Your goal → Each line that contains the word "this" counts once; give the total for the records below and nothing else.

====== Records to process

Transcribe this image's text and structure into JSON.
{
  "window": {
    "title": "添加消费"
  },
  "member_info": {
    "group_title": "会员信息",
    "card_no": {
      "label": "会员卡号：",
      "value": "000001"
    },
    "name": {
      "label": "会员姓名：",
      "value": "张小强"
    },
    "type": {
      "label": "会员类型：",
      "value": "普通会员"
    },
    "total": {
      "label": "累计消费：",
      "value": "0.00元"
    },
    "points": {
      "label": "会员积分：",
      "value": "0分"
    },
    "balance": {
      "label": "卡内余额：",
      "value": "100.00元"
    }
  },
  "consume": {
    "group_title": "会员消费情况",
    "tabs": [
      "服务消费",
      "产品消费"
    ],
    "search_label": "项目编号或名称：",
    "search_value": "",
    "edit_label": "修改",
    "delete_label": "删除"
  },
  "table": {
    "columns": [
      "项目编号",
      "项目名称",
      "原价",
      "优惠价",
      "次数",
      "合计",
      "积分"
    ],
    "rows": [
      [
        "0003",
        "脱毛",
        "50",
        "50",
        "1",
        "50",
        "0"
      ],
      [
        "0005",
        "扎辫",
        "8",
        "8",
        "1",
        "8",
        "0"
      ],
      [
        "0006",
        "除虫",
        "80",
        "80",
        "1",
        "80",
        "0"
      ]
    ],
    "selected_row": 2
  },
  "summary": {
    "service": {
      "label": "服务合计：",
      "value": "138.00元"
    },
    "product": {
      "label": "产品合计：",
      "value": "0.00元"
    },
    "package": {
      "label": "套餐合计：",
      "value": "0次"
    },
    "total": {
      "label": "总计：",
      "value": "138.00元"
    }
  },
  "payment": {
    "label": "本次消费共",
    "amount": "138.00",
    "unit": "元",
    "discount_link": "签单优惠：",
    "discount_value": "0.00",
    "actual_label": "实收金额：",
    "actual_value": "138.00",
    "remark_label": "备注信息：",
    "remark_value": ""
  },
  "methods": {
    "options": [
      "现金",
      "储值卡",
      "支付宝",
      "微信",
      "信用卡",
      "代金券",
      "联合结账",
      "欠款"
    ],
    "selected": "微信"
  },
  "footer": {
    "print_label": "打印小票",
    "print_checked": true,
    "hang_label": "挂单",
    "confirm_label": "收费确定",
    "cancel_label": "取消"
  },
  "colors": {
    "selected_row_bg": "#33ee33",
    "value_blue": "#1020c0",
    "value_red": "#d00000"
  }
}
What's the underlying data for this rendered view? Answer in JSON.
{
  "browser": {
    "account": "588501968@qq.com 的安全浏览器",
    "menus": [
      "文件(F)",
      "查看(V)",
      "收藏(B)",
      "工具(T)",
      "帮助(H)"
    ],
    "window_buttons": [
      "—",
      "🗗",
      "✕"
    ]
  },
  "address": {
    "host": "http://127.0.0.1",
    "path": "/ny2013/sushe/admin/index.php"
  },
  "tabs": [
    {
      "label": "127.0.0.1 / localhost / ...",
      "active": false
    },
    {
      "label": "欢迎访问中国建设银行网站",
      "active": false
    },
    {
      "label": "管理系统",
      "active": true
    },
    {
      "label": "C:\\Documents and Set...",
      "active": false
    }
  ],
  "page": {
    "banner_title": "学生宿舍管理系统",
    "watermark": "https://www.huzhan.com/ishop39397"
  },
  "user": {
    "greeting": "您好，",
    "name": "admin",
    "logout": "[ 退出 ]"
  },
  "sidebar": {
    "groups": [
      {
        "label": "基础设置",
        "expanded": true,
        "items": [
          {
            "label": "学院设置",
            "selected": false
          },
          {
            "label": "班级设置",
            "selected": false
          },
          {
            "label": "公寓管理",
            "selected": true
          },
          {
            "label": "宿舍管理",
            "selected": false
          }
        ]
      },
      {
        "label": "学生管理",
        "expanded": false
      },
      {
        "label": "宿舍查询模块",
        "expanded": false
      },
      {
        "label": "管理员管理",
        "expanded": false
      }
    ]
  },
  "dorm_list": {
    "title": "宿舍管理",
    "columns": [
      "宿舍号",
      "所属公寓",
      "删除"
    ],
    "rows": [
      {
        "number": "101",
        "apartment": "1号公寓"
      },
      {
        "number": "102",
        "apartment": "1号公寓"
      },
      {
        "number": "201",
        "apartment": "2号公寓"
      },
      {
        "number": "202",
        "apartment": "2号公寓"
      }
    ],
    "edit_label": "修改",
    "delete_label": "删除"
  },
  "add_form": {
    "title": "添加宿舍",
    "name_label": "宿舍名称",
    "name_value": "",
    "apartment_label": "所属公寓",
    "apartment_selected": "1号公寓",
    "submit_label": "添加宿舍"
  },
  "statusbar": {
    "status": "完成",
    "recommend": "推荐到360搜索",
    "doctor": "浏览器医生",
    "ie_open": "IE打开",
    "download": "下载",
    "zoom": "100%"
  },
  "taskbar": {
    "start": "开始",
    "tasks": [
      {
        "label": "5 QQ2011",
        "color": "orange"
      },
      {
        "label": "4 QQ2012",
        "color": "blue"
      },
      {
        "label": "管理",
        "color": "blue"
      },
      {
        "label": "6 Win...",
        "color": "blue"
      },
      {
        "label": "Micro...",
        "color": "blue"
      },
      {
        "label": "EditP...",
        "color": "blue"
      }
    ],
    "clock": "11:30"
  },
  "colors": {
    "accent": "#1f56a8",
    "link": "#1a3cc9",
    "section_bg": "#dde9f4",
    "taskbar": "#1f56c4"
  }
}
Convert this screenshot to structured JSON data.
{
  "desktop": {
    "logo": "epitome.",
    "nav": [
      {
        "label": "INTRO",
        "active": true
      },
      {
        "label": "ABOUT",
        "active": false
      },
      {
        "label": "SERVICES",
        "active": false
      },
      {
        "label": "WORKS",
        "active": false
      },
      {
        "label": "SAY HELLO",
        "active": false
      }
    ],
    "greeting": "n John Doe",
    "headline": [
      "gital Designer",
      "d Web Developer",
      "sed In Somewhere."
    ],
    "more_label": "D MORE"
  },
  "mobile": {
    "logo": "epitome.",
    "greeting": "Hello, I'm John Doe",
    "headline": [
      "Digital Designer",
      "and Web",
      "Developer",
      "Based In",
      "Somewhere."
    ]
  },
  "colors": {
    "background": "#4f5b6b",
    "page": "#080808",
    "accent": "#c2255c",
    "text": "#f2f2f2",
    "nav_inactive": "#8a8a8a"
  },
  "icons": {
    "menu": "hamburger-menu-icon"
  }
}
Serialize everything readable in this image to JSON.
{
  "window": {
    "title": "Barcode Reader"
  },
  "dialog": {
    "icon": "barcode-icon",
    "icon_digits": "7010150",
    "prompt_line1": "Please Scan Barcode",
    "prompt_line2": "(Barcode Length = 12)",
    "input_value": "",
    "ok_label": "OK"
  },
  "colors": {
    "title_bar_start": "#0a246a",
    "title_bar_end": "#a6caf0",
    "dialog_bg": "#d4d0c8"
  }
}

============

Finished task → 4